WASHINGTON -- Nearly 60 House members demanded in a letter sent Monday to the Obama administration that it provide more information on when it will implement new rules to protect unaccompanied immigrant minors, particularly LGBT children and teenagers, who are in the government's custody.
The letter to Health and Human Services Secretary Sylvia Burwell was endorsed by 25 human and civil rights groups.
Their complaint is that HHS's interim rule on sexual abuse, required by the Prison Rape Elimination Act, is still waiting approval from the Office of Management and Budget. The process has taken close to a year -- in a year marked by a surge of illegal border crossings by unaccompanied minors, who typically end up in the custody of HHS until they can be placed with family or in foster care.

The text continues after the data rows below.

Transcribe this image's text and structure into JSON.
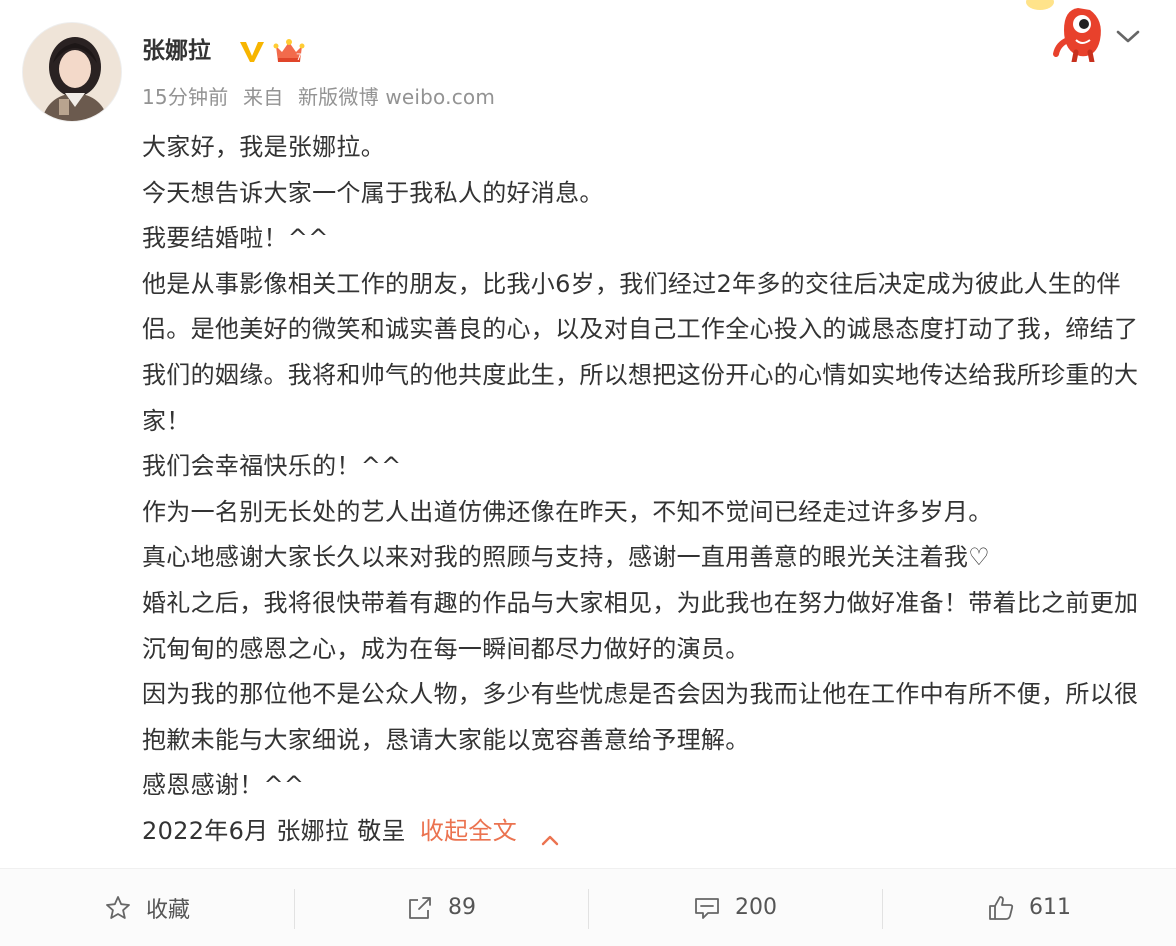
{
  "user": {
    "name": "张娜拉",
    "verified": true,
    "badge": "crown-badge"
  },
  "meta": {
    "time": "15分钟前",
    "source_prefix": "来自",
    "source": "新版微博 weibo.com"
  },
  "post": {
    "paragraphs": [
      "大家好，我是张娜拉。",
      "今天想告诉大家一个属于我私人的好消息。",
      "我要结婚啦！^^",
      "他是从事影像相关工作的朋友，比我小6岁，我们经过2年多的交往后决定成为彼此人生的伴侣。是他美好的微笑和诚实善良的心，以及对自己工作全心投入的诚恳态度打动了我，缔结了我们的姻缘。我将和帅气的他共度此生，所以想把这份开心的心情如实地传达给我所珍重的大家！",
      "我们会幸福快乐的！^^",
      "作为一名别无长处的艺人出道仿佛还像在昨天，不知不觉间已经走过许多岁月。",
      "真心地感谢大家长久以来对我的照顾与支持，感谢一直用善意的眼光关注着我♡",
      "婚礼之后，我将很快带着有趣的作品与大家相见，为此我也在努力做好准备！带着比之前更加沉甸甸的感恩之心，成为在每一瞬间都尽力做好的演员。",
      "因为我的那位他不是公众人物，多少有些忧虑是否会因为我而让他在工作中有所不便，所以很抱歉未能与大家细说，恳请大家能以宽容善意给予理解。",
      "感恩感谢！^^"
    ],
    "signature": "2022年6月 张娜拉 敬呈",
    "collapse_label": "收起全文"
  },
  "actions": {
    "favorite_label": "收藏",
    "repost_count": "89",
    "comment_count": "200",
    "like_count": "611"
  },
  "colors": {
    "text": "#333333",
    "meta": "#939393",
    "link": "#eb7350",
    "verified": "#f7b500"
  }
}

HHS's Office of Refugee Resettlement handles the custody and placement of minors caught crossing the border illegally, while they await deportation proceedings. There are policies in place to prevent and respond to abuses within the HHS facilities, but a Houston Chronicle investigation earlier this year uncovered 101 "significant incident reports" from March 2011 to March 2013, all dealing with allegations against staff. Those reported abuses included unwanted sexual contact, molestation of minors while they were sleeping, and threats that if an individual reported the abuse, they would be deported.
In 2013 Congress ordered that HHS implement PREA for its detention facilities. The Office of Refugee Resettlement sent its draft rule to the Office of Management and Budget in January 2014 -- already later than it was supposed to be sent -- but it is still awaiting approval.

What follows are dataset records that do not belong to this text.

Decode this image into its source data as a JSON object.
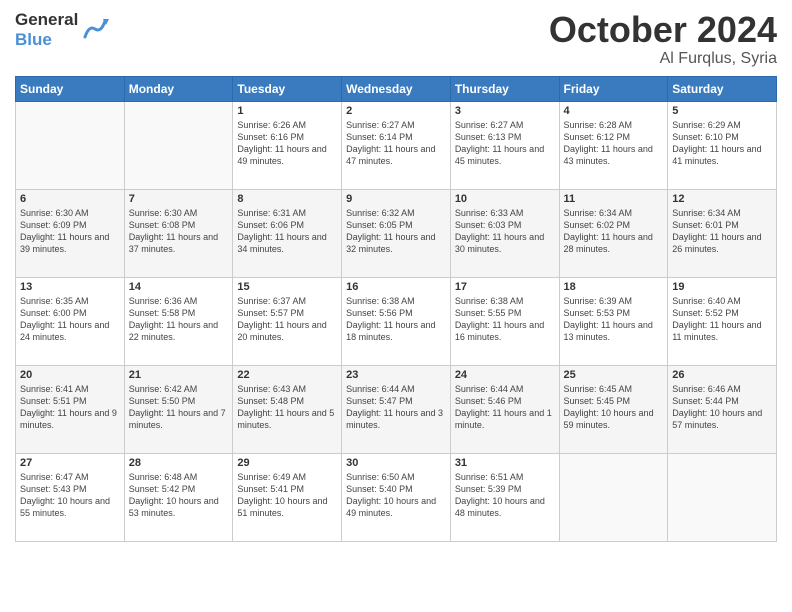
{
  "header": {
    "logo_line1": "General",
    "logo_line2": "Blue",
    "month": "October 2024",
    "location": "Al Furqlus, Syria"
  },
  "weekdays": [
    "Sunday",
    "Monday",
    "Tuesday",
    "Wednesday",
    "Thursday",
    "Friday",
    "Saturday"
  ],
  "weeks": [
    [
      {
        "day": "",
        "info": ""
      },
      {
        "day": "",
        "info": ""
      },
      {
        "day": "1",
        "info": "Sunrise: 6:26 AM\nSunset: 6:16 PM\nDaylight: 11 hours and 49 minutes."
      },
      {
        "day": "2",
        "info": "Sunrise: 6:27 AM\nSunset: 6:14 PM\nDaylight: 11 hours and 47 minutes."
      },
      {
        "day": "3",
        "info": "Sunrise: 6:27 AM\nSunset: 6:13 PM\nDaylight: 11 hours and 45 minutes."
      },
      {
        "day": "4",
        "info": "Sunrise: 6:28 AM\nSunset: 6:12 PM\nDaylight: 11 hours and 43 minutes."
      },
      {
        "day": "5",
        "info": "Sunrise: 6:29 AM\nSunset: 6:10 PM\nDaylight: 11 hours and 41 minutes."
      }
    ],
    [
      {
        "day": "6",
        "info": "Sunrise: 6:30 AM\nSunset: 6:09 PM\nDaylight: 11 hours and 39 minutes."
      },
      {
        "day": "7",
        "info": "Sunrise: 6:30 AM\nSunset: 6:08 PM\nDaylight: 11 hours and 37 minutes."
      },
      {
        "day": "8",
        "info": "Sunrise: 6:31 AM\nSunset: 6:06 PM\nDaylight: 11 hours and 34 minutes."
      },
      {
        "day": "9",
        "info": "Sunrise: 6:32 AM\nSunset: 6:05 PM\nDaylight: 11 hours and 32 minutes."
      },
      {
        "day": "10",
        "info": "Sunrise: 6:33 AM\nSunset: 6:03 PM\nDaylight: 11 hours and 30 minutes."
      },
      {
        "day": "11",
        "info": "Sunrise: 6:34 AM\nSunset: 6:02 PM\nDaylight: 11 hours and 28 minutes."
      },
      {
        "day": "12",
        "info": "Sunrise: 6:34 AM\nSunset: 6:01 PM\nDaylight: 11 hours and 26 minutes."
      }
    ],
    [
      {
        "day": "13",
        "info": "Sunrise: 6:35 AM\nSunset: 6:00 PM\nDaylight: 11 hours and 24 minutes."
      },
      {
        "day": "14",
        "info": "Sunrise: 6:36 AM\nSunset: 5:58 PM\nDaylight: 11 hours and 22 minutes."
      },
      {
        "day": "15",
        "info": "Sunrise: 6:37 AM\nSunset: 5:57 PM\nDaylight: 11 hours and 20 minutes."
      },
      {
        "day": "16",
        "info": "Sunrise: 6:38 AM\nSunset: 5:56 PM\nDaylight: 11 hours and 18 minutes."
      },
      {
        "day": "17",
        "info": "Sunrise: 6:38 AM\nSunset: 5:55 PM\nDaylight: 11 hours and 16 minutes."
      },
      {
        "day": "18",
        "info": "Sunrise: 6:39 AM\nSunset: 5:53 PM\nDaylight: 11 hours and 13 minutes."
      },
      {
        "day": "19",
        "info": "Sunrise: 6:40 AM\nSunset: 5:52 PM\nDaylight: 11 hours and 11 minutes."
      }
    ],
    [
      {
        "day": "20",
        "info": "Sunrise: 6:41 AM\nSunset: 5:51 PM\nDaylight: 11 hours and 9 minutes."
      },
      {
        "day": "21",
        "info": "Sunrise: 6:42 AM\nSunset: 5:50 PM\nDaylight: 11 hours and 7 minutes."
      },
      {
        "day": "22",
        "info": "Sunrise: 6:43 AM\nSunset: 5:48 PM\nDaylight: 11 hours and 5 minutes."
      },
      {
        "day": "23",
        "info": "Sunrise: 6:44 AM\nSunset: 5:47 PM\nDaylight: 11 hours and 3 minutes."
      },
      {
        "day": "24",
        "info": "Sunrise: 6:44 AM\nSunset: 5:46 PM\nDaylight: 11 hours and 1 minute."
      },
      {
        "day": "25",
        "info": "Sunrise: 6:45 AM\nSunset: 5:45 PM\nDaylight: 10 hours and 59 minutes."
      },
      {
        "day": "26",
        "info": "Sunrise: 6:46 AM\nSunset: 5:44 PM\nDaylight: 10 hours and 57 minutes."
      }
    ],
    [
      {
        "day": "27",
        "info": "Sunrise: 6:47 AM\nSunset: 5:43 PM\nDaylight: 10 hours and 55 minutes."
      },
      {
        "day": "28",
        "info": "Sunrise: 6:48 AM\nSunset: 5:42 PM\nDaylight: 10 hours and 53 minutes."
      },
      {
        "day": "29",
        "info": "Sunrise: 6:49 AM\nSunset: 5:41 PM\nDaylight: 10 hours and 51 minutes."
      },
      {
        "day": "30",
        "info": "Sunrise: 6:50 AM\nSunset: 5:40 PM\nDaylight: 10 hours and 49 minutes."
      },
      {
        "day": "31",
        "info": "Sunrise: 6:51 AM\nSunset: 5:39 PM\nDaylight: 10 hours and 48 minutes."
      },
      {
        "day": "",
        "info": ""
      },
      {
        "day": "",
        "info": ""
      }
    ]
  ]
}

"The delay in PREA requirements to the nearly 100 facilities hosting unaccompanied minors has allowed for sexual violence and discrimination to be committed against them for far too long," said Rep. Raúl Grijalva (D-Ariz.), who spearheaded the letter, in a statement. "It is time for HHS to bring these facilities into compliance with Congress's wishes and provide adequate protections for the kids sheltering inside them."

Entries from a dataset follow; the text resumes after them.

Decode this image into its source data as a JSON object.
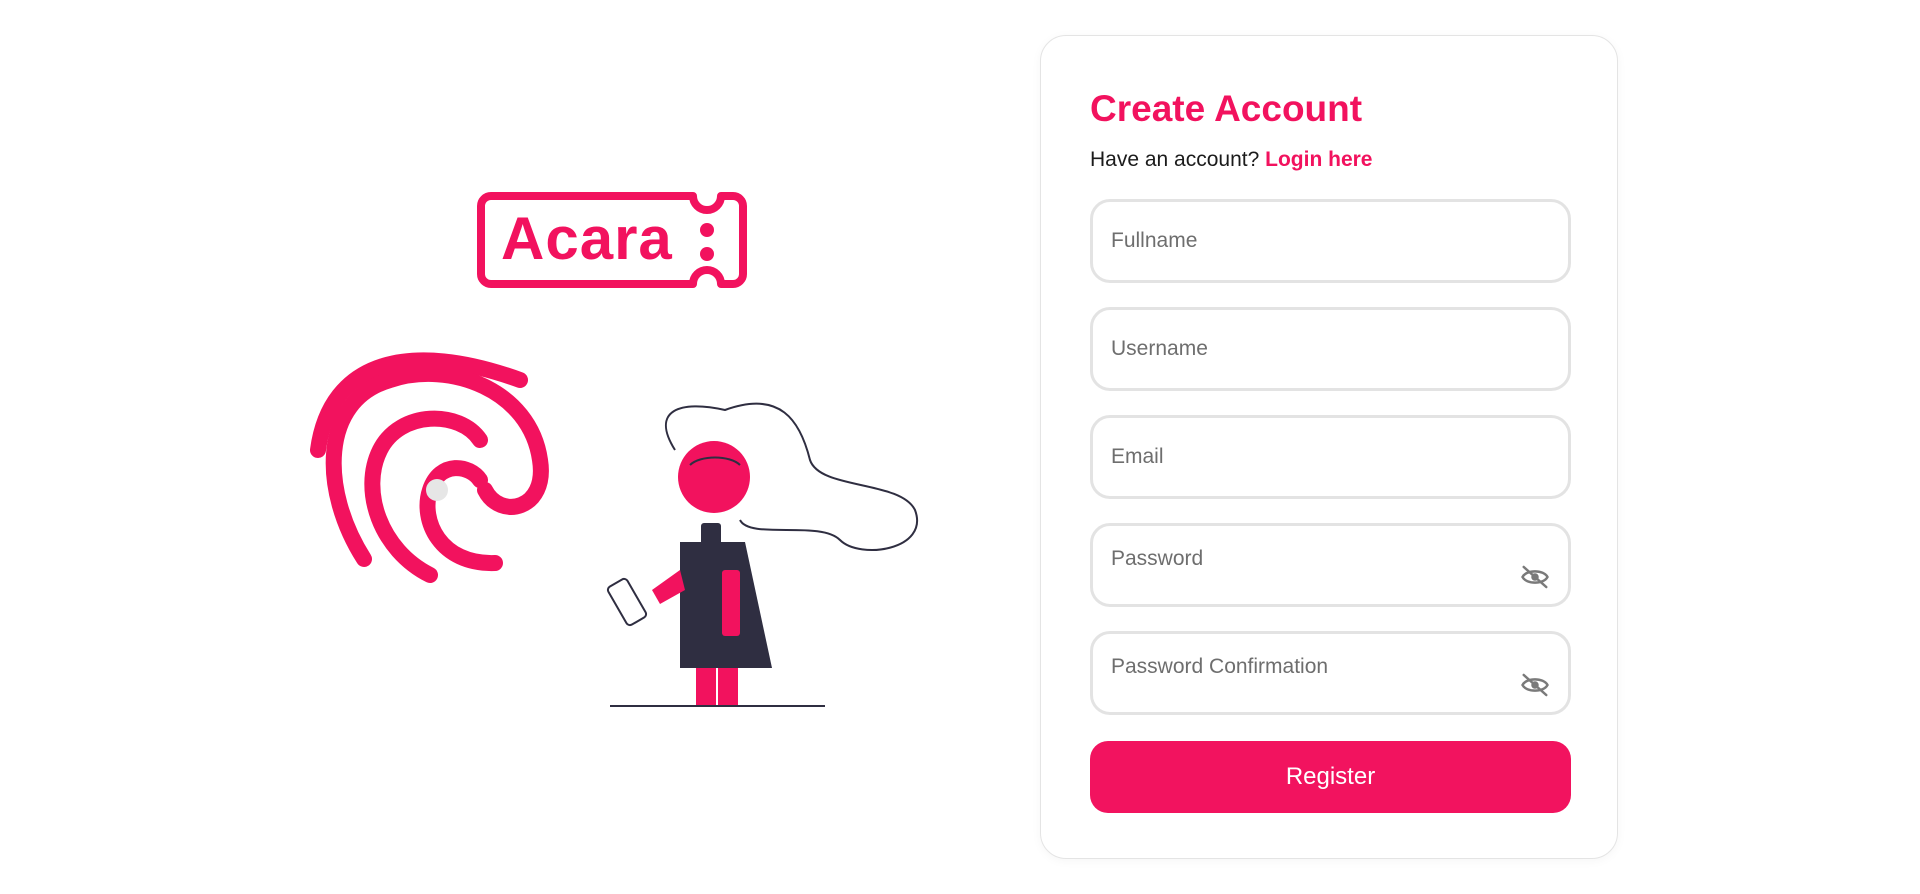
{
  "brand": {
    "logo_text": "Acara",
    "accent_color": "#f2125e"
  },
  "illustration": {
    "icon": "fingerprint-icon",
    "figure": "person-holding-phone"
  },
  "form": {
    "title": "Create Account",
    "subtitle_prefix": "Have an account?",
    "login_link": "Login here",
    "fields": [
      {
        "name": "fullname",
        "placeholder": "Fullname",
        "value": ""
      },
      {
        "name": "username",
        "placeholder": "Username",
        "value": ""
      },
      {
        "name": "email",
        "placeholder": "Email",
        "value": ""
      },
      {
        "name": "password",
        "placeholder": "Password",
        "value": "",
        "icon": "eye-off-icon"
      },
      {
        "name": "password_confirmation",
        "placeholder": "Password Confirmation",
        "value": "",
        "icon": "eye-off-icon"
      }
    ],
    "submit_label": "Register"
  }
}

An HHS spokesman said the interim rule was still in the approval process, but did not comment on the Democrats' letter.
The letter focuses on LGBT youth, who are often particularly vulnerable to abuse. It asks that the Office of Refugee Resettlement work specifically to ensure measures are in place to protect LGBT youth, including the placement of minors in housing consistent with their gender identity.
The letter also asks that members' offices be immediately provided details in writing about when the interim rule will be published and how long it will take to be fully implemented.
"It is ORR's responsibility to provide a solution to the violent and sexual victimization of LGBT youth, in accordance with its mission to provide a high quality of care to unaccompanied immigrant children in federal custody, therefore enabling them to succeed upon discharge," the letter reads. "We look forward to ORR's actions to ensure that all youth within its care have access to safe and supportive environments, and stand ready to work with you."